[Website and app data records]
►

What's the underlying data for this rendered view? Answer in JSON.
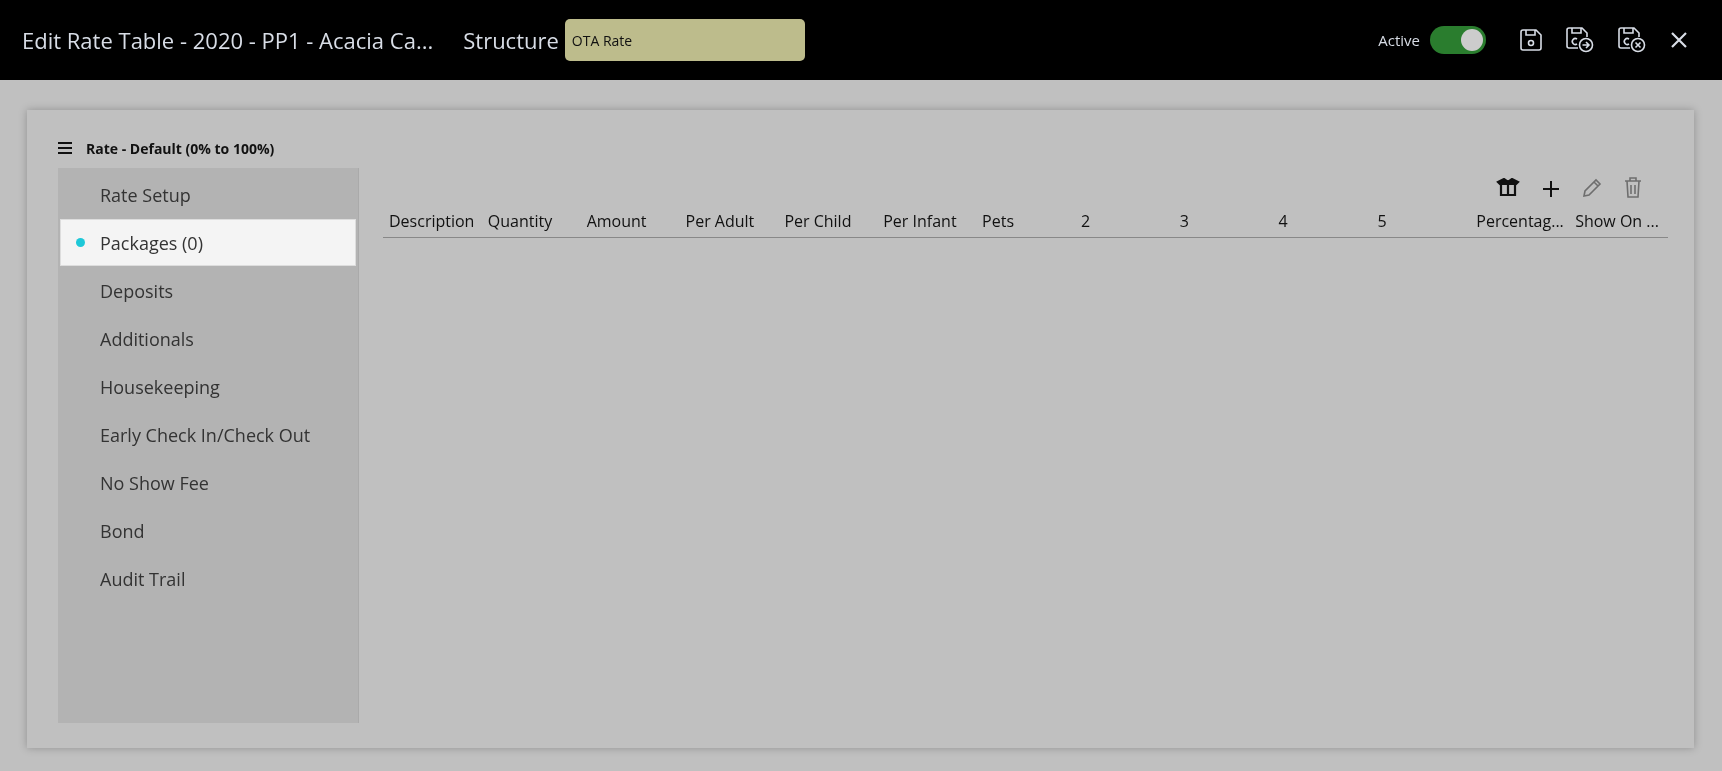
{
  "header": {
    "title": "Edit Rate Table - 2020 - PP1 - Acacia Ca...",
    "structure_label": "Structure",
    "structure_value": "OTA Rate",
    "active_label": "Active",
    "active_on": true
  },
  "panel": {
    "title": "Rate - Default (0% to 100%)"
  },
  "sidebar": {
    "items": [
      {
        "label": "Rate Setup",
        "selected": false
      },
      {
        "label": "Packages (0)",
        "selected": true
      },
      {
        "label": "Deposits",
        "selected": false
      },
      {
        "label": "Additionals",
        "selected": false
      },
      {
        "label": "Housekeeping",
        "selected": false
      },
      {
        "label": "Early Check In/Check Out",
        "selected": false
      },
      {
        "label": "No Show Fee",
        "selected": false
      },
      {
        "label": "Bond",
        "selected": false
      },
      {
        "label": "Audit Trail",
        "selected": false
      }
    ]
  },
  "toolbar": [
    {
      "kind": "package",
      "disabled": false
    },
    {
      "kind": "add",
      "disabled": false
    },
    {
      "kind": "edit",
      "disabled": true
    },
    {
      "kind": "delete",
      "disabled": true
    }
  ],
  "table": {
    "columns": [
      "Description",
      "Quantity",
      "Amount",
      "Per Adult",
      "Per Child",
      "Per Infant",
      "Pets",
      "2",
      "3",
      "4",
      "5",
      "Percentag...",
      "Show On ..."
    ]
  }
}
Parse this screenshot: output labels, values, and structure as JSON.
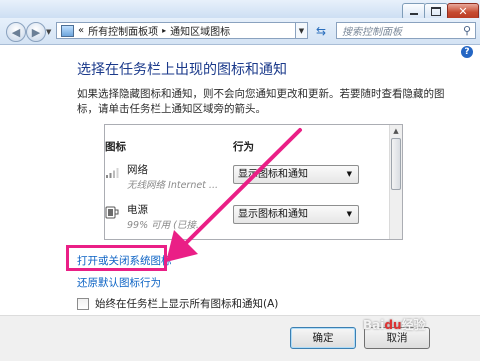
{
  "window": {
    "controls": {
      "minimize": "minimize-icon",
      "maximize": "maximize-icon",
      "close": "close-icon"
    }
  },
  "addressbar": {
    "separator": "«",
    "path": [
      "所有控制面板项",
      "通知区域图标"
    ],
    "path_separator": "▸",
    "search_placeholder": "搜索控制面板"
  },
  "page": {
    "heading": "选择在任务栏上出现的图标和通知",
    "description": "如果选择隐藏图标和通知，则不会向您通知更改和更新。若要随时查看隐藏的图标，请单击任务栏上通知区域旁的箭头。",
    "columns": {
      "icon": "图标",
      "behavior": "行为"
    },
    "rows": [
      {
        "name": "网络",
        "subtitle": "无线网络 Internet ...",
        "behavior": "显示图标和通知",
        "icon": "network-icon"
      },
      {
        "name": "电源",
        "subtitle": "99% 可用 (已接...",
        "behavior": "显示图标和通知",
        "icon": "power-icon"
      }
    ],
    "links": {
      "system_icons": "打开或关闭系统图标",
      "restore_defaults": "还原默认图标行为"
    },
    "always_show_label": "始终在任务栏上显示所有图标和通知(A)",
    "always_show_checked": false
  },
  "footer": {
    "ok": "确定",
    "cancel": "取消"
  },
  "annotation": {
    "color": "#ea1f86"
  },
  "watermark": "Baidu经验"
}
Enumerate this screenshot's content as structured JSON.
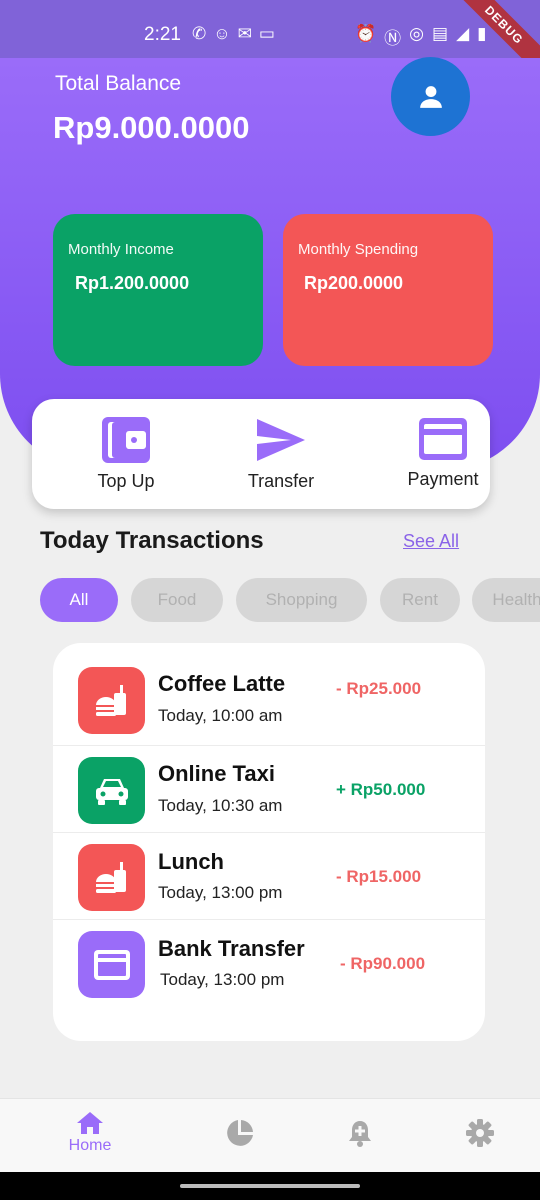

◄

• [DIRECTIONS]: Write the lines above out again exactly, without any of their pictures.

• [WRITTEN REPLY]:
What's the underlying data for this rendered view? Answer in JSON.
{
  "header": {
    "title": "Edit Rate Table - 2020 - PP1 - Acacia Ca...",
    "structure_label": "Structure",
    "structure_value": "OTA Rate",
    "active_label": "Active",
    "active_on": true
  },
  "panel": {
    "title": "Rate - Default (0% to 100%)"
  },
  "sidebar": {
    "items": [
      {
        "label": "Rate Setup",
        "selected": false
      },
      {
        "label": "Packages (0)",
        "selected": true
      },
      {
        "label": "Deposits",
        "selected": false
      },
      {
        "label": "Additionals",
        "selected": false
      },
      {
        "label": "Housekeeping",
        "selected": false
      },
      {
        "label": "Early Check In/Check Out",
        "selected": false
      },
      {
        "label": "No Show Fee",
        "selected": false
      },
      {
        "label": "Bond",
        "selected": false
      },
      {
        "label": "Audit Trail",
        "selected": false
      }
    ]
  },
  "toolbar": [
    {
      "kind": "package",
      "disabled": false
    },
    {
      "kind": "add",
      "disabled": false
    },
    {
      "kind": "edit",
      "disabled": true
    },
    {
      "kind": "delete",
      "disabled": true
    }
  ],
  "table": {
    "columns": [
      "Description",
      "Quantity",
      "Amount",
      "Per Adult",
      "Per Child",
      "Per Infant",
      "Pets",
      "2",
      "3",
      "4",
      "5",
      "Percentag...",
      "Show On ..."
    ]
  }
}
Parse this screenshot: output labels, values, and structure as JSON.
{
  "window": {
    "controls": {
      "minimize": "minimize-icon",
      "maximize": "maximize-icon",
      "close": "close-icon"
    }
  },
  "addressbar": {
    "separator": "«",
    "path": [
      "所有控制面板项",
      "通知区域图标"
    ],
    "path_separator": "▸",
    "search_placeholder": "搜索控制面板"
  },
  "page": {
    "heading": "选择在任务栏上出现的图标和通知",
    "description": "如果选择隐藏图标和通知，则不会向您通知更改和更新。若要随时查看隐藏的图标，请单击任务栏上通知区域旁的箭头。",
    "columns": {
      "icon": "图标",
      "behavior": "行为"
    },
    "rows": [
      {
        "name": "网络",
        "subtitle": "无线网络 Internet ...",
        "behavior": "显示图标和通知",
        "icon": "network-icon"
      },
      {
        "name": "电源",
        "subtitle": "99% 可用 (已接...",
        "behavior": "显示图标和通知",
        "icon": "power-icon"
      }
    ],
    "links": {
      "system_icons": "打开或关闭系统图标",
      "restore_defaults": "还原默认图标行为"
    },
    "always_show_label": "始终在任务栏上显示所有图标和通知(A)",
    "always_show_checked": false
  },
  "footer": {
    "ok": "确定",
    "cancel": "取消"
  },
  "annotation": {
    "color": "#ea1f86"
  },
  "watermark": "Baidu经验"
}
Enumerate this screenshot's content as structured JSON.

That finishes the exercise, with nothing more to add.